[Entries from a dataset of interfaces]
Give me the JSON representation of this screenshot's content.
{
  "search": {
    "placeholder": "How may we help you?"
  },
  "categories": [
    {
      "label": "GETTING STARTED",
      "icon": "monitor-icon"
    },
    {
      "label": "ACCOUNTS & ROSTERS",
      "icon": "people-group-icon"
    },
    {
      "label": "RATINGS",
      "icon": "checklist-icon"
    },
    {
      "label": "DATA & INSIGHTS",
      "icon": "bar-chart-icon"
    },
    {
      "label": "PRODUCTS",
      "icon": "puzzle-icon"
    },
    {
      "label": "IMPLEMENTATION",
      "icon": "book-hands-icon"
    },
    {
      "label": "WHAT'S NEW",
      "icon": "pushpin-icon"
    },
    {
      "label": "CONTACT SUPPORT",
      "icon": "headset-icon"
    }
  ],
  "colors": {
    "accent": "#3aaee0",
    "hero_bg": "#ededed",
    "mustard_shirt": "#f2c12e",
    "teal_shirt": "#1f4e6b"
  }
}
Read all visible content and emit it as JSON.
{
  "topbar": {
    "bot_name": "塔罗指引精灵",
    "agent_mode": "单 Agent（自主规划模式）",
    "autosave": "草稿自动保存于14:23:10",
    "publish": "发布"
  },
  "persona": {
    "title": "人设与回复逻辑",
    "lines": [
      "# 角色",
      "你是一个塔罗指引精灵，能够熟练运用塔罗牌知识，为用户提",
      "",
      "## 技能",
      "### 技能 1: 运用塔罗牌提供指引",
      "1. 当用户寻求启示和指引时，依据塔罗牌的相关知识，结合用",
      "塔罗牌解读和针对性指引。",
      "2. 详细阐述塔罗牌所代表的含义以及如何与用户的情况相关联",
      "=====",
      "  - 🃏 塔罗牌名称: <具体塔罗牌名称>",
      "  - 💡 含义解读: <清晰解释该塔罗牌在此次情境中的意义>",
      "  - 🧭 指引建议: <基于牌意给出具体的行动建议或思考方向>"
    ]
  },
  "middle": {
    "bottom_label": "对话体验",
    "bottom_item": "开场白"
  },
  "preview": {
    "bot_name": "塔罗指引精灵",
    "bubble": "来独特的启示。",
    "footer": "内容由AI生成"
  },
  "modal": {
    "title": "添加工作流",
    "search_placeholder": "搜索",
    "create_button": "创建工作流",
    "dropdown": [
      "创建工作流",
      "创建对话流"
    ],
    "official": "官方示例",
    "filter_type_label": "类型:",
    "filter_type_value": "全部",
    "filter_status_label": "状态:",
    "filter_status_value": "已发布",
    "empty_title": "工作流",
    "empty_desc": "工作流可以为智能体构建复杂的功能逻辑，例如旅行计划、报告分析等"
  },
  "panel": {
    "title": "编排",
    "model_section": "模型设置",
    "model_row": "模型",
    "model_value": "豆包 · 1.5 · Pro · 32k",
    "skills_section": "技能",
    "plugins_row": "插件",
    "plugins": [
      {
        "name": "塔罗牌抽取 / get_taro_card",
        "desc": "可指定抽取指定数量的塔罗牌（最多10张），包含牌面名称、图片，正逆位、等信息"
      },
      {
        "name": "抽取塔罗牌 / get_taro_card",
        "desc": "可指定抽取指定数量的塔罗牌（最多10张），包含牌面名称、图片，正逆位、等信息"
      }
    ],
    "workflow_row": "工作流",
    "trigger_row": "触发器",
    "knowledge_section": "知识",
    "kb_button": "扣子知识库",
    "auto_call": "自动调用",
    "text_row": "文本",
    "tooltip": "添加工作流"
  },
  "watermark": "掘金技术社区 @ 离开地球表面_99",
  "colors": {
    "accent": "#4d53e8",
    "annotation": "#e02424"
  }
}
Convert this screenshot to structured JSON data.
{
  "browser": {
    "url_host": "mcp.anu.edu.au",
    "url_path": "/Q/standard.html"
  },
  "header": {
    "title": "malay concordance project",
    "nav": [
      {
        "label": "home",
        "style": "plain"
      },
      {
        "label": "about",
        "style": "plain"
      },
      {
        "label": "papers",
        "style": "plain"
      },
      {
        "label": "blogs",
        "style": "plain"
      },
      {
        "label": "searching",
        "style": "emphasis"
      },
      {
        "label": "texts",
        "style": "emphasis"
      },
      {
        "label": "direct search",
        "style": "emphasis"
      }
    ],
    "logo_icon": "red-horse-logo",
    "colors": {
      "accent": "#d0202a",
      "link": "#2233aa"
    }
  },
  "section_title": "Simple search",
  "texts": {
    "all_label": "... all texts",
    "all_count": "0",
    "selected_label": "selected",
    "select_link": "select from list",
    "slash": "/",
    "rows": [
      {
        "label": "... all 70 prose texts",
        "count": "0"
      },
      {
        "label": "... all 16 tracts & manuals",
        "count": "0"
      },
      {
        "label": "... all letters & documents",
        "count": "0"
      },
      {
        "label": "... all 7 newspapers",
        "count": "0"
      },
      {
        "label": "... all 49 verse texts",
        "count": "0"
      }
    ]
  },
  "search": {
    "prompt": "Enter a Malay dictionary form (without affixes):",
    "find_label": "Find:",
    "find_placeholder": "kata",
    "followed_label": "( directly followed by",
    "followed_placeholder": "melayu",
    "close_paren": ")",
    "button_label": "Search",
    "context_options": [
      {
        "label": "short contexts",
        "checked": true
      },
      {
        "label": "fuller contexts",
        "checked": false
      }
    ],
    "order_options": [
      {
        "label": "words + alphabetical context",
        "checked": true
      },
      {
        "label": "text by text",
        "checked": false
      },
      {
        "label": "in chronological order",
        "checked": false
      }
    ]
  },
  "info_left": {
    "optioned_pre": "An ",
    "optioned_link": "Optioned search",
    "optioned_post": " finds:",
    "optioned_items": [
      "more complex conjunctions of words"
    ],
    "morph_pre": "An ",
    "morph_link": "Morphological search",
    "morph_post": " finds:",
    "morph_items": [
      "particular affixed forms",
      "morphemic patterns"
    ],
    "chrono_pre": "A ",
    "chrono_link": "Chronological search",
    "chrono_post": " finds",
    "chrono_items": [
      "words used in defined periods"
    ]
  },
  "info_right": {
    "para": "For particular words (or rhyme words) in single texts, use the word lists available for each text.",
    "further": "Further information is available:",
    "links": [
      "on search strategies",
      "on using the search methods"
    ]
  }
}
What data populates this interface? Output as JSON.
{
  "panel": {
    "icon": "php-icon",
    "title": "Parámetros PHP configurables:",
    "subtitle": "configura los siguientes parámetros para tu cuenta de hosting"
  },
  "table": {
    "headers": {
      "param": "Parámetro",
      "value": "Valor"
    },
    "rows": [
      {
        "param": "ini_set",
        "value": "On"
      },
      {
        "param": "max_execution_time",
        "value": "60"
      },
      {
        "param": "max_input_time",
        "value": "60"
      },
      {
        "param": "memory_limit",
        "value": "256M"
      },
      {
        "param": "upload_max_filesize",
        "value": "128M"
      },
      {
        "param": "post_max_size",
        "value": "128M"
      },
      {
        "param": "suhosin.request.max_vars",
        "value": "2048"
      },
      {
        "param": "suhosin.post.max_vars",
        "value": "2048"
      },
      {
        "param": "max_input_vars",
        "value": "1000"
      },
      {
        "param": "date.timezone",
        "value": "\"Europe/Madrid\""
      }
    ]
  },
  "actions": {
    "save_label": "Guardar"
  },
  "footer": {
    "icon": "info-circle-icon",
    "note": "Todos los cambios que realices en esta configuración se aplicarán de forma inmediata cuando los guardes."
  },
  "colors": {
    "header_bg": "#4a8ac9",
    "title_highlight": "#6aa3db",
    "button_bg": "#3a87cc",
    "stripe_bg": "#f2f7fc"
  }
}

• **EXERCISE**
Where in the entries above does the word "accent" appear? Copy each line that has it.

• **EXERCISE SOLUTION**
    "accent": "#3aaee0",
    "accent": "#4d53e8",
      "accent": "#d0202a",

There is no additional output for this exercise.